Cromford Canal Walk
Buckland Hollow Tunnel (Excavator Pub) to Ripley Road Bridge
Sunday 7th Sept 2009
My last visit to the Cromford Canal was back in April when I walked the Missing Link with Tilly, exploring the stretch from Watstendwell Station to The Excavator Pub at Buckland Hollow.
With another Sunday available we decided to try and walk the line a bit further, but had been warned that this section gets pretty indistinct. Ideally, I would have bought an OS map but sadly I wasn't very prepared and instead opted for a close examination of the Google Earth images accessed via the Friends of Cromford Canal website. I then made a couple of rough maps on some A4 paper and hoped for the best.
Tilly was nursing a sore ankle so we decided to tackle it in little stages, returning to the car at frequent intervals and try to leapfrog along the line. We therefore parked up in the Excavator Pub car park and set off under the railway bridge, which once spanned the cut. With a bit of imagination the line of the canal is reasonably clear in this area, striding out in a straight line between the trees, all filled in with rubble as it heads towards a large farm.

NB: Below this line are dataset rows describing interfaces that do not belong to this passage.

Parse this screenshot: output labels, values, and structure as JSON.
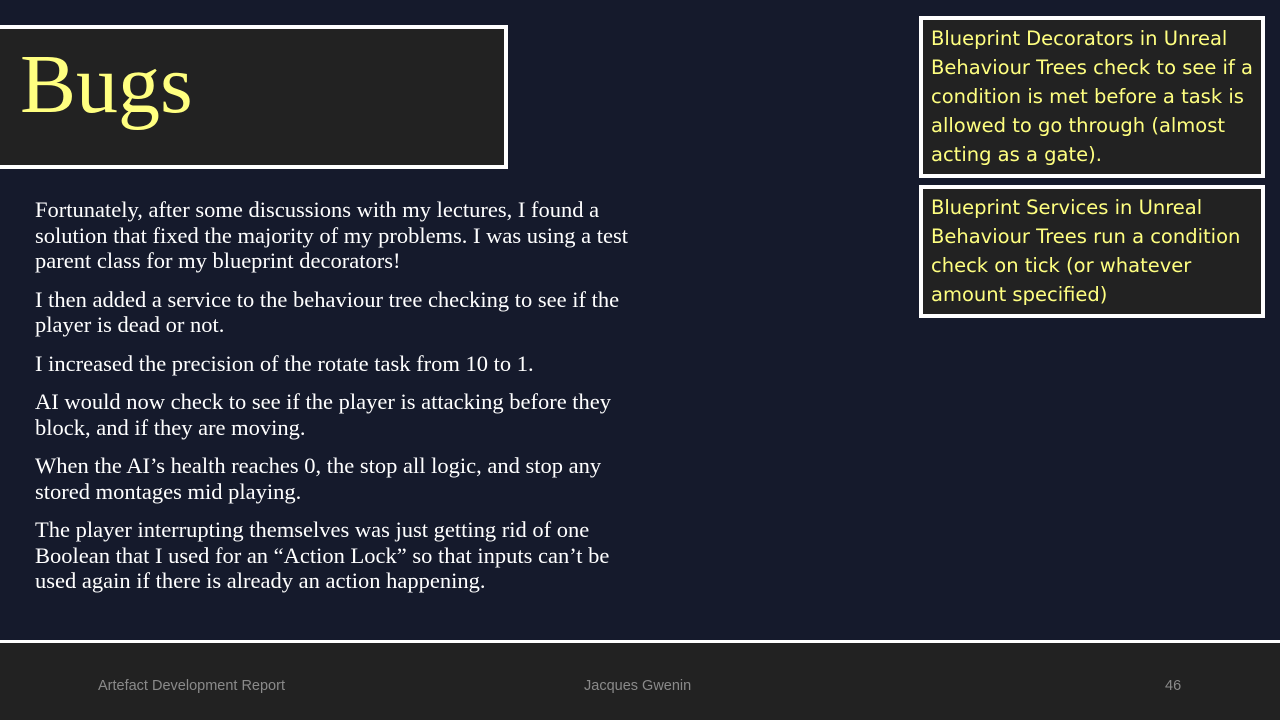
{
  "slide": {
    "title": "Bugs",
    "paragraphs": [
      "Fortunately, after some discussions with my lectures, I found a solution that fixed the majority of my problems. I was using a test parent class for my blueprint decorators!",
      "I then added a service to the behaviour tree checking to see if the player is dead or not.",
      "I increased the precision of the rotate task from 10 to 1.",
      "AI would now check to see if the player is attacking before they block, and if they are moving.",
      "When the AI’s health reaches 0, the stop all logic, and stop any stored montages mid playing.",
      "The player interrupting themselves was just getting rid of one Boolean that I used for an “Action Lock” so that inputs can’t be used again if there is already an action happening."
    ],
    "notes": [
      "Blueprint Decorators in Unreal Behaviour Trees check to see if a condition is met before a task is allowed to go through (almost acting as a gate).",
      "Blueprint Services in Unreal Behaviour Trees run a condition check on tick (or whatever amount specified)"
    ]
  },
  "footer": {
    "left": "Artefact Development Report",
    "center": "Jacques Gwenin",
    "page_number": "46"
  },
  "colors": {
    "background": "#151a2c",
    "box_fill": "#222222",
    "accent_yellow": "#ffff80",
    "border": "#ffffff",
    "footer_text": "#8a8a8a"
  }
}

One problem with following a long extinct canal track is that it is very easy to get the levels slightly wrong and as we approached the farm the canal bed appeared to have been obliterated by the digging out of a fishing lake. Imagine our surprise when we spied, sitting at the far end of the lake, a perfect example of a canal bridge, all you need is a narrowboat to complete the scene. Far from merely infilling that canal the debris has been mounded up about 20 feet - but infill is easy to remove..

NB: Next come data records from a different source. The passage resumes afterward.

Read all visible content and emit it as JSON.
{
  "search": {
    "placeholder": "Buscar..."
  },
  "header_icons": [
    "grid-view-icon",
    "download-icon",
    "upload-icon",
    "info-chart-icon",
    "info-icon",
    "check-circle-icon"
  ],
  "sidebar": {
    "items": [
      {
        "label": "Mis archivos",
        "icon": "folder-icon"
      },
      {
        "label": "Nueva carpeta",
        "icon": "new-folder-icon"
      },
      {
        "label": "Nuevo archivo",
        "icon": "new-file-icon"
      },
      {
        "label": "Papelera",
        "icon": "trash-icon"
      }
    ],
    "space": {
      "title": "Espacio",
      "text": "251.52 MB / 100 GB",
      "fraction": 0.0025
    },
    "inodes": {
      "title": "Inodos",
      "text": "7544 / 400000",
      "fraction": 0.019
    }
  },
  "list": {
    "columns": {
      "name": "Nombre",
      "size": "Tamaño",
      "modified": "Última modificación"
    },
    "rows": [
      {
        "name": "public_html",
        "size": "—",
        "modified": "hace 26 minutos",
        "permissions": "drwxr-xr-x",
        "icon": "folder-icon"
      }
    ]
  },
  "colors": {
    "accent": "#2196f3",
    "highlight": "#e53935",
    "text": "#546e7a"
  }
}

Beyond this lake the line is completely lost as it makes its way over meadowland, at which point we returned to the car and drove round to Bridle Lane with its cluster of what must have been old canal side houses. The bridge at Bridle Lane has been lowered, but the water pipe continues to arch its way over the canal bed. From Bridle Lane the towpath side of the canal is well defined in concrete and, given its remoteness, few obstructions have been placed in its course.
This length remains in water, with a steady flow draining out of the Butterley Tunnel and into the nearby streams via a couple of side sluices. To render this navigable one would only have to close the sluice gates (and pray the the banks hold!).

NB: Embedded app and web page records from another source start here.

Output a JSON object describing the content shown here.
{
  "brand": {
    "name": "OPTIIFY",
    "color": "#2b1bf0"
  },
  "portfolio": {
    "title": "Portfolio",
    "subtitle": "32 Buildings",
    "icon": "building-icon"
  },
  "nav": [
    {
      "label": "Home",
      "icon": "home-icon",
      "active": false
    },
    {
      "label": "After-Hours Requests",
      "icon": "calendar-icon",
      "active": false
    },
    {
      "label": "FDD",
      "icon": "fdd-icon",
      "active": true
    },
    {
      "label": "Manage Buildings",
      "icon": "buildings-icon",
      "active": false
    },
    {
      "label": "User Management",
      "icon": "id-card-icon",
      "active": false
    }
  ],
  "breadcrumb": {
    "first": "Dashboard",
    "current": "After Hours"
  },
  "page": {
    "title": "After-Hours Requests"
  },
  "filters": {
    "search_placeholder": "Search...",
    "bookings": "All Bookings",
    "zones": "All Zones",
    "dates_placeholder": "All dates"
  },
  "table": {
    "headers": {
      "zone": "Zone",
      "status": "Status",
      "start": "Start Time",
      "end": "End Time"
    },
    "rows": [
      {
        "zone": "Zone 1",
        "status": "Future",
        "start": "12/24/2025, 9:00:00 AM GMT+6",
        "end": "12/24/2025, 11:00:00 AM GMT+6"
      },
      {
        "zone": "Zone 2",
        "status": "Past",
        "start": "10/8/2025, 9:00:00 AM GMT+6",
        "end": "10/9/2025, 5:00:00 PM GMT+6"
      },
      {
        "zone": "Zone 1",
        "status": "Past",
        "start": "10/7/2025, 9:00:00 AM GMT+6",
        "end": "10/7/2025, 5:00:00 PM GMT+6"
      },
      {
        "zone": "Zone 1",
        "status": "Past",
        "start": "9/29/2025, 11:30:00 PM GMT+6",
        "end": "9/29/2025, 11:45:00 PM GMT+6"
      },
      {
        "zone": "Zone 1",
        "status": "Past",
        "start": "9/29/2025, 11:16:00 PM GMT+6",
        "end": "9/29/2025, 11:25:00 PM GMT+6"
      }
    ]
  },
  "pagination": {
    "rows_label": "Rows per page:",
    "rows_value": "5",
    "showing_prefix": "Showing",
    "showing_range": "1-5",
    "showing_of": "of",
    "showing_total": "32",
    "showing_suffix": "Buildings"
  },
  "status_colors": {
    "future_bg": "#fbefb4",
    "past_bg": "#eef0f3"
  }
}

The next major structure is the road bridge at Hartsey Hill. The canal bed is remarkably clear at this point save a low level water pipe. Redirecting this at a higher level would appear to be a relatively simple job.
With the towpath deteriorating we approached a substantial house, with what appears to be a well maintained landing stage. However, this is the journey's end for now as forward progress was blocked by the towering ramparts of the A610 Ripley Road. This structure was built in the 1960's, presumably at the same time Bull Bridge Aqueduct was destroyed lower down the valley. The watercourse is now reduced to a couple of meagre looking concrete pipes navigable only by adventerous ducks and rats. Whilst it is a significant obstacle, the embankment is made of earth and it should be possible to bore a tunnel through without disturbing the traffic racing far above.